At 17, Asheville High School senior Miranda Williams knows her calling. “I can talk about racial justice and inequities for hours and not get tired,” she says.
Since her freshman year, Williams has worked with a number of organizations addressing racial disparities and injustices within the community. Currently, she is one of 24 Racial Equity Ambassadors at AHS; the student-led group recently developed six strategies for culturally relevant teaching.
In addition to her ambassadorship, Williams is a doula mentee at SistasCaring4Sistas, a community-based doula program at Mountain Area Health Education Center committed to social justice and reducing health disparities for women and infants of color.
Her ongoing work for racial justice and equity is demanding and can be emotionally draining. “It can often feel like you are taking one step forward and going five steps back,” she says, citing the recent headlines of the police killing of Daunte Wright, a Black man fatally shot by a white officer in Brookyln Center, Minn., just 11 miles from where George Floyd was killed in 2020.
Despite fatigue, Williams knows the work she is doing today has the potential to impact tomorrow.

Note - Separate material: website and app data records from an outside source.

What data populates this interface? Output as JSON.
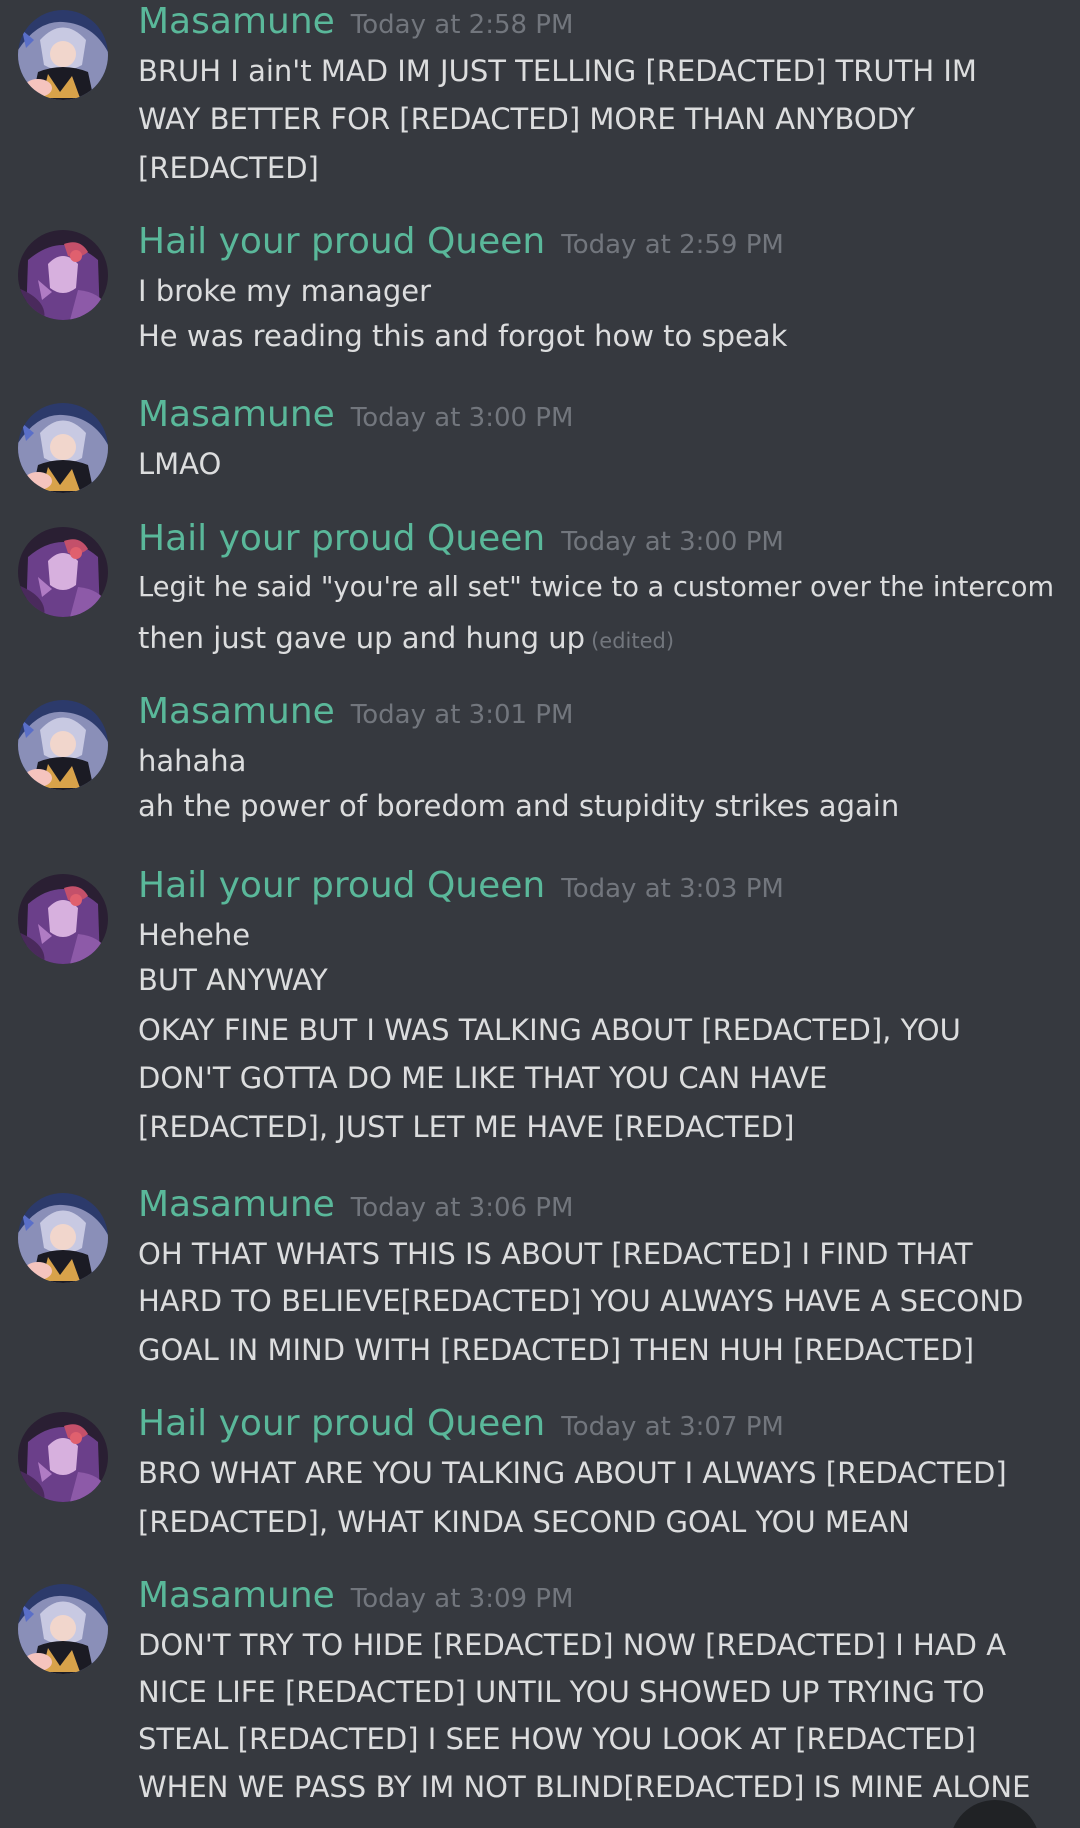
{
  "messages": [
    {
      "author": "Masamune",
      "timestamp": "Today at 2:58 PM",
      "avatar": "masamune-avatar",
      "lines": [
        "BRUH I ain't MAD IM JUST TELLING [REDACTED] TRUTH IM",
        "WAY BETTER FOR [REDACTED] MORE THAN ANYBODY",
        "[REDACTED]"
      ]
    },
    {
      "author": "Hail your proud Queen",
      "timestamp": "Today at 2:59 PM",
      "avatar": "queen-avatar",
      "lines": [
        "I broke my manager",
        "He was reading this and forgot how to speak"
      ]
    },
    {
      "author": "Masamune",
      "timestamp": "Today at 3:00 PM",
      "avatar": "masamune-avatar",
      "lines": [
        "LMAO"
      ]
    },
    {
      "author": "Hail your proud Queen",
      "timestamp": "Today at 3:00 PM",
      "avatar": "queen-avatar",
      "lines": [
        "Legit he said \"you're all set\" twice to a customer over the intercom",
        "then just gave up and hung up"
      ],
      "edited_label": "(edited)"
    },
    {
      "author": "Masamune",
      "timestamp": "Today at 3:01 PM",
      "avatar": "masamune-avatar",
      "lines": [
        "hahaha",
        "ah the power of boredom and stupidity strikes again"
      ]
    },
    {
      "author": "Hail your proud Queen",
      "timestamp": "Today at 3:03 PM",
      "avatar": "queen-avatar",
      "lines": [
        "Hehehe",
        "BUT ANYWAY",
        "OKAY FINE BUT I WAS TALKING ABOUT [REDACTED], YOU",
        "DON'T GOTTA DO ME LIKE THAT YOU CAN HAVE",
        "[REDACTED], JUST LET ME HAVE [REDACTED]"
      ]
    },
    {
      "author": "Masamune",
      "timestamp": "Today at 3:06 PM",
      "avatar": "masamune-avatar",
      "lines": [
        "OH THAT WHATS THIS IS ABOUT [REDACTED] I FIND THAT",
        "HARD TO BELIEVE[REDACTED] YOU ALWAYS HAVE A SECOND",
        "GOAL IN MIND WITH [REDACTED] THEN HUH [REDACTED]"
      ]
    },
    {
      "author": "Hail your proud Queen",
      "timestamp": "Today at 3:07 PM",
      "avatar": "queen-avatar",
      "lines": [
        "BRO WHAT ARE YOU TALKING ABOUT I ALWAYS [REDACTED]",
        "[REDACTED], WHAT KINDA SECOND GOAL YOU MEAN"
      ]
    },
    {
      "author": "Masamune",
      "timestamp": "Today at 3:09 PM",
      "avatar": "masamune-avatar",
      "lines": [
        "DON'T TRY TO HIDE [REDACTED] NOW [REDACTED] I HAD A",
        "NICE LIFE [REDACTED] UNTIL YOU SHOWED UP TRYING TO",
        "STEAL [REDACTED] I SEE HOW YOU LOOK AT [REDACTED]",
        "WHEN WE PASS BY IM NOT BLIND[REDACTED] IS MINE ALONE"
      ]
    }
  ],
  "colors": {
    "background": "#36393f",
    "username": "#5ab89a",
    "message_text": "#dcddde",
    "muted": "#72767d"
  }
}
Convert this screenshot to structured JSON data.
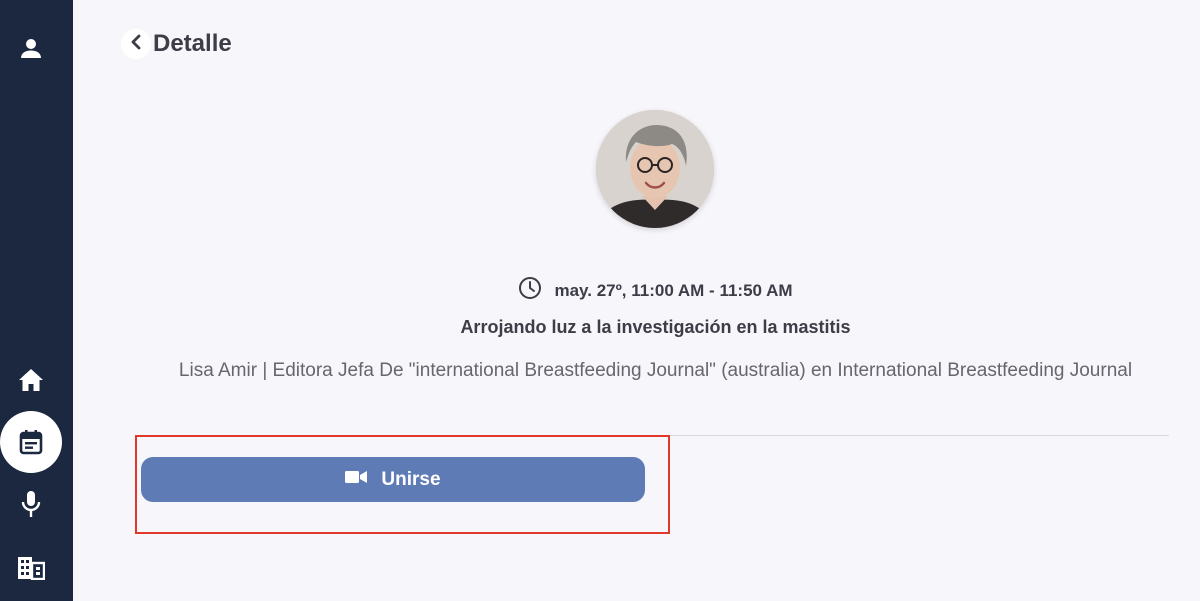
{
  "header": {
    "title": "Detalle"
  },
  "session": {
    "time": "may. 27º, 11:00 AM - 11:50 AM",
    "title": "Arrojando luz a la investigación en la mastitis",
    "speaker": "Lisa Amir | Editora Jefa De \"international Breastfeeding Journal\" (australia) en International Breastfeeding Journal"
  },
  "actions": {
    "join_label": "Unirse"
  },
  "icons": {
    "profile": "user-icon",
    "home": "home-icon",
    "agenda": "calendar-icon",
    "speakers": "microphone-icon",
    "exhibitors": "building-icon",
    "back": "chevron-left-icon",
    "clock": "clock-icon",
    "video": "video-camera-icon"
  },
  "colors": {
    "sidebar": "#1c2740",
    "accent": "#5f7bb5",
    "highlight": "#e0392b",
    "background": "#f7f6fa"
  }
}
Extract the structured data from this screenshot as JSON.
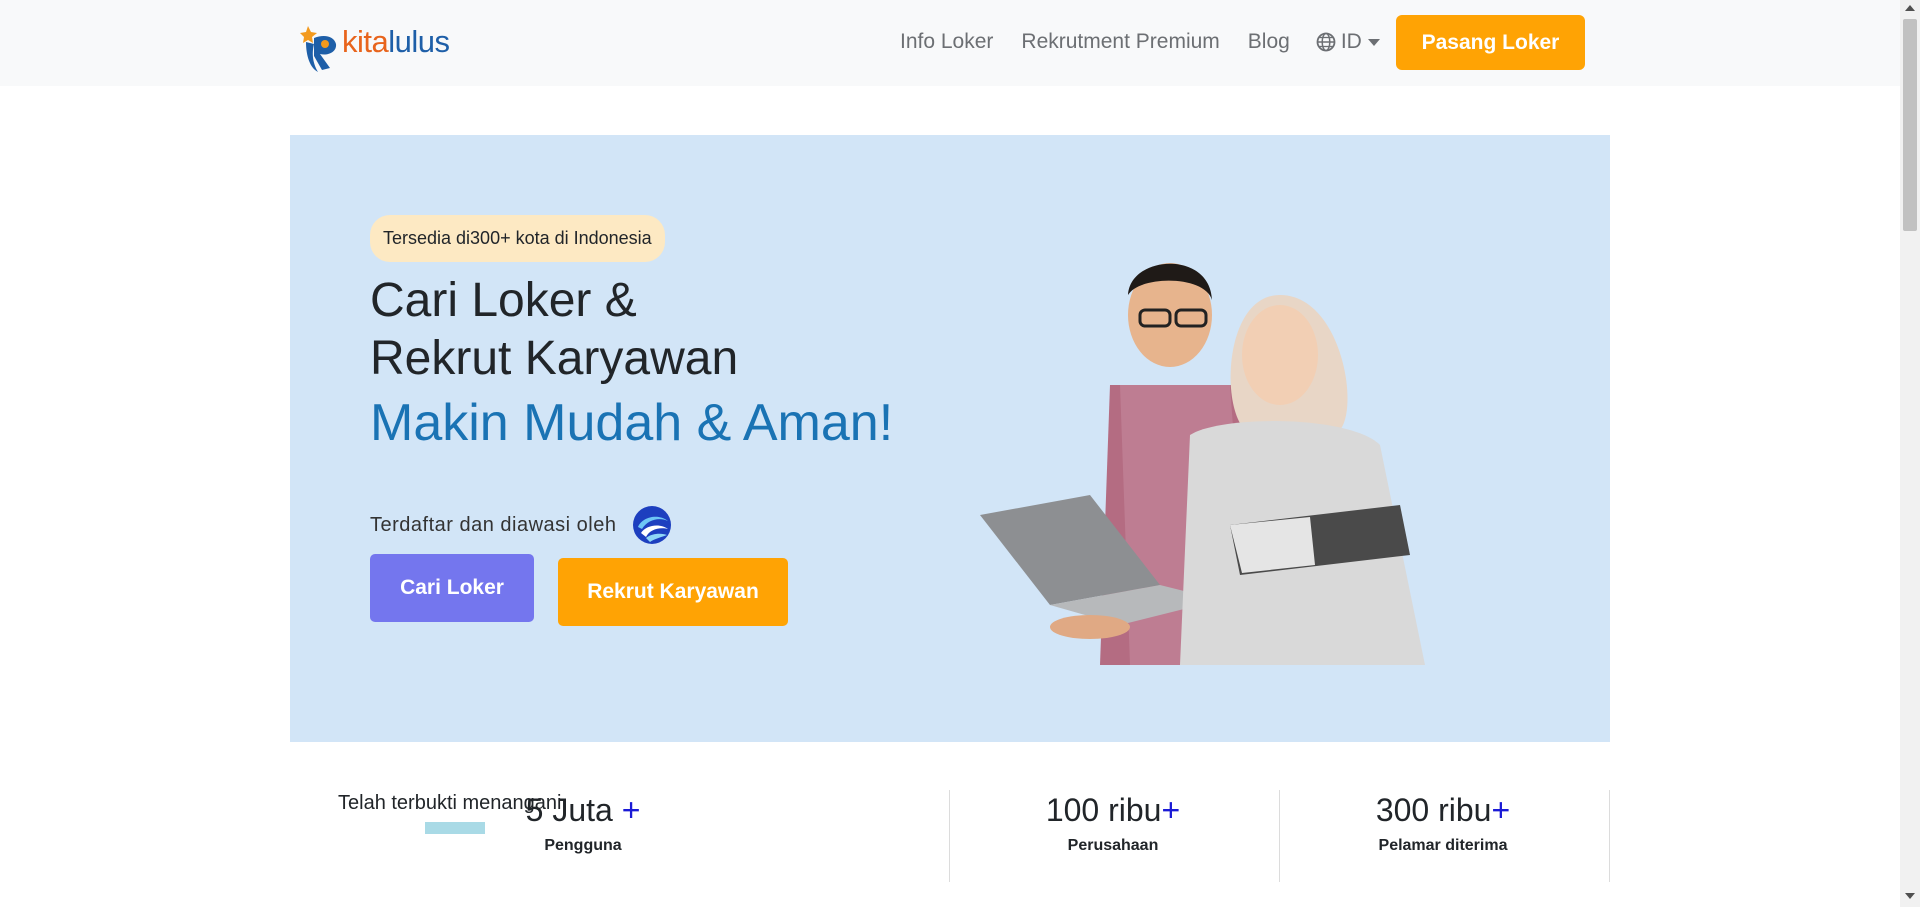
{
  "navbar": {
    "logo_kita": "kita",
    "logo_lulus": "lulus",
    "links": [
      "Info Loker",
      "Rekrutment Premium",
      "Blog"
    ],
    "language": "ID",
    "cta": "Pasang Loker"
  },
  "hero": {
    "badge": "Tersedia di300+ kota di Indonesia",
    "title_line1": "Cari Loker &",
    "title_line2": "Rekrut Karyawan",
    "title_highlight": "Makin Mudah & Aman!",
    "supervised_text": "Terdaftar dan diawasi oleh",
    "btn_find_job": "Cari Loker",
    "btn_recruit": "Rekrut Karyawan"
  },
  "stats": {
    "proven_label": "Telah terbukti menangani",
    "items": [
      {
        "value": "5 Juta ",
        "plus": "+",
        "label": "Pengguna"
      },
      {
        "value": "100 ribu",
        "plus": "+",
        "label": "Perusahaan"
      },
      {
        "value": "300 ribu",
        "plus": "+",
        "label": "Pelamar diterima"
      }
    ]
  },
  "colors": {
    "accent_orange": "#ffa304",
    "accent_purple": "#7476ee",
    "hero_bg": "#d2e5f7",
    "highlight_blue": "#1a73b4"
  }
}
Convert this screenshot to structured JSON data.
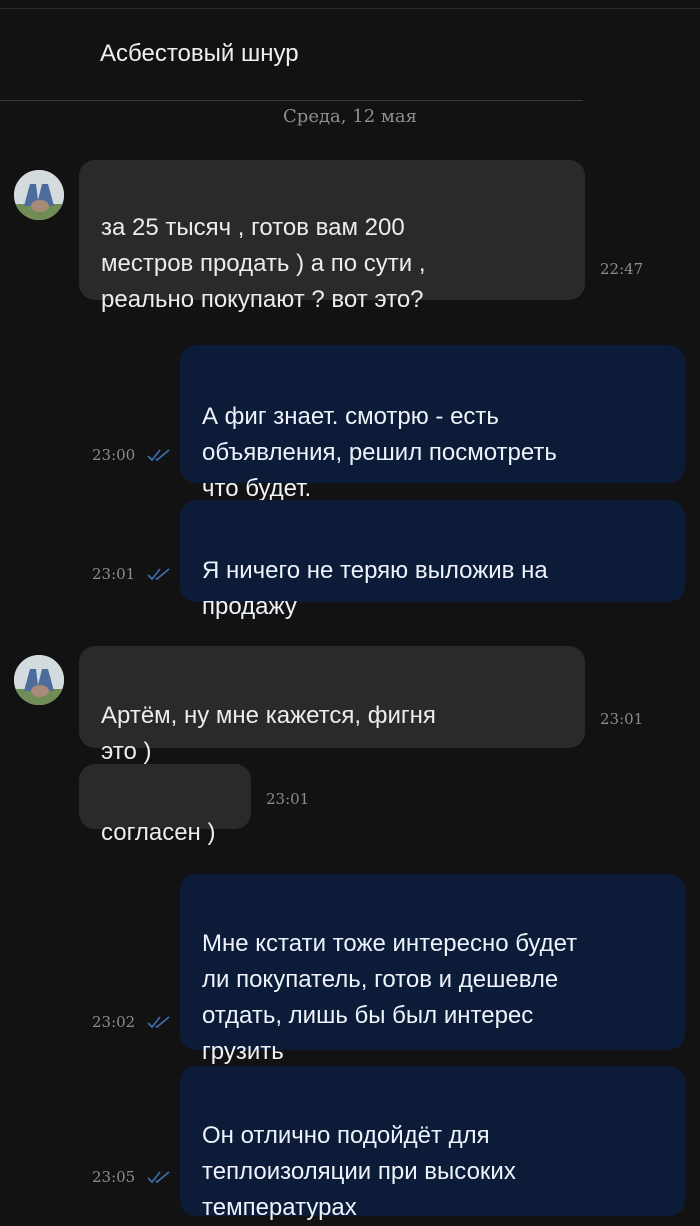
{
  "chat": {
    "title": "Асбестовый шнур",
    "date_separator": "Среда, 12 мая"
  },
  "messages": [
    {
      "dir": "in",
      "avatar": true,
      "text": "за 25 тысяч  , готов вам 200\nместров  продать )  а по сути  ,\nреально покупают ? вот это?",
      "time": "22:47"
    },
    {
      "dir": "out",
      "text": "А фиг знает. смотрю - есть\nобъявления, решил посмотреть\nчто будет.",
      "time": "23:00",
      "status": "read-icon"
    },
    {
      "dir": "out",
      "text": "Я ничего не теряю выложив на\nпродажу",
      "time": "23:01",
      "status": "read-icon"
    },
    {
      "dir": "in",
      "avatar": true,
      "text": "Артём,  ну мне кажется,  фигня\nэто )",
      "time": "23:01"
    },
    {
      "dir": "in",
      "avatar": false,
      "text": "согласен )",
      "time": "23:01"
    },
    {
      "dir": "out",
      "text": "Мне кстати тоже интересно будет\nли покупатель, готов и дешевле\nотдать, лишь бы был интерес\nгрузить",
      "time": "23:02",
      "status": "read-icon"
    },
    {
      "dir": "out",
      "text": "Он отлично подойдёт для\nтеплоизоляции при высоких\nтемпературах",
      "time": "23:05",
      "status": "read-icon"
    }
  ],
  "colors": {
    "background": "#121212",
    "incoming_bubble": "#2a2a2c",
    "outgoing_bubble": "#0c1c38",
    "read_ticks": "#3f6fb0"
  }
}
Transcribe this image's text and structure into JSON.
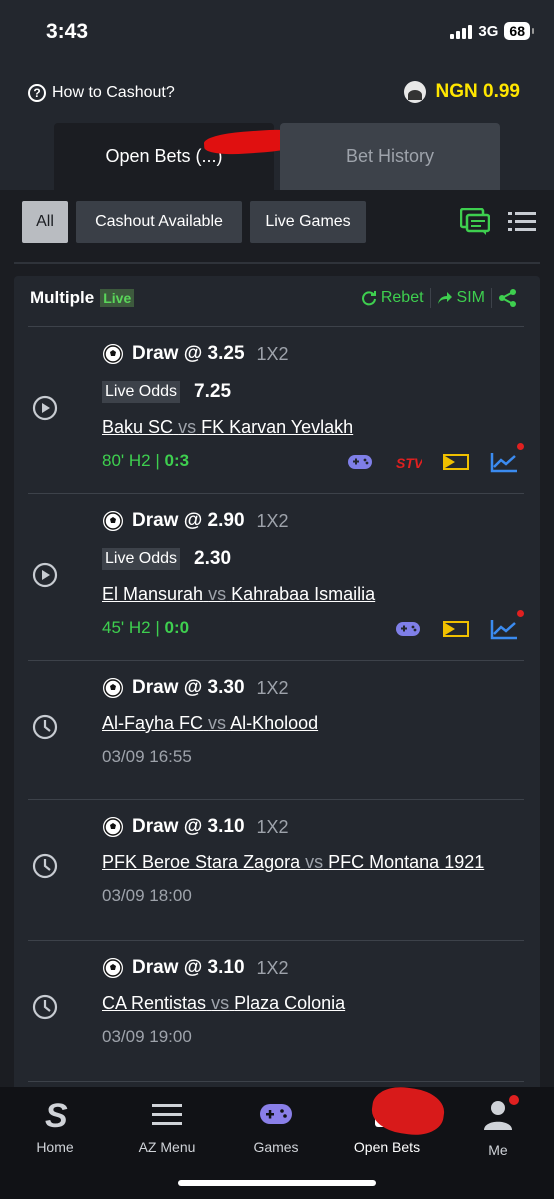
{
  "status_bar": {
    "time": "3:43",
    "network": "3G",
    "battery": "68"
  },
  "header": {
    "how_to_cashout": "How to Cashout?",
    "balance": "NGN 0.99",
    "tabs": [
      {
        "label": "Open Bets (...)",
        "active": true
      },
      {
        "label": "Bet History",
        "active": false
      }
    ]
  },
  "filters": {
    "chips": [
      {
        "label": "All",
        "active": true
      },
      {
        "label": "Cashout Available",
        "active": false
      },
      {
        "label": "Live Games",
        "active": false
      }
    ]
  },
  "bet": {
    "type": "Multiple",
    "live_label": "Live",
    "rebet": "Rebet",
    "sim": "SIM",
    "selections": [
      {
        "status": "live",
        "pick": "Draw @ 3.25",
        "market": "1X2",
        "live_odds_label": "Live Odds",
        "live_odds": "7.25",
        "home": "Baku SC",
        "vs": "vs",
        "away": "FK Karvan Yevlakh",
        "clock": "80' H2 |",
        "score": "0:3"
      },
      {
        "status": "live",
        "pick": "Draw @ 2.90",
        "market": "1X2",
        "live_odds_label": "Live Odds",
        "live_odds": "2.30",
        "home": "El Mansurah",
        "vs": "vs",
        "away": "Kahrabaa Ismailia",
        "clock": "45' H2 |",
        "score": "0:0"
      },
      {
        "status": "upcoming",
        "pick": "Draw @ 3.30",
        "market": "1X2",
        "home": "Al-Fayha FC",
        "vs": "vs",
        "away": "Al-Kholood",
        "kickoff": "03/09 16:55"
      },
      {
        "status": "upcoming",
        "pick": "Draw @ 3.10",
        "market": "1X2",
        "home": "PFK Beroe Stara Zagora",
        "vs": "vs",
        "away": "PFC Montana 1921",
        "kickoff": "03/09 18:00"
      },
      {
        "status": "upcoming",
        "pick": "Draw @ 3.10",
        "market": "1X2",
        "home": "CA Rentistas",
        "vs": "vs",
        "away": "Plaza Colonia",
        "kickoff": "03/09 19:00"
      }
    ]
  },
  "bottom_nav": [
    {
      "label": "Home",
      "icon": "sporty-logo-icon"
    },
    {
      "label": "AZ Menu",
      "icon": "menu-icon"
    },
    {
      "label": "Games",
      "icon": "gamepad-icon"
    },
    {
      "label": "Open Bets",
      "icon": "open-bets-icon",
      "active": true
    },
    {
      "label": "Me",
      "icon": "user-icon"
    }
  ],
  "colors": {
    "accent_green": "#3ecf4f",
    "balance_yellow": "#ffe600",
    "background": "#1b1d22",
    "panel": "#23272e"
  }
}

“I hope that people realize racism is taught and that as long as people are teaching their children what was taught to them, we will forever be a dog chasing its own tail,” she says. “I hope that the generations to come are more open-minded and resilient to the negative influences that came before them. And I hope they realize that everything begins with education.”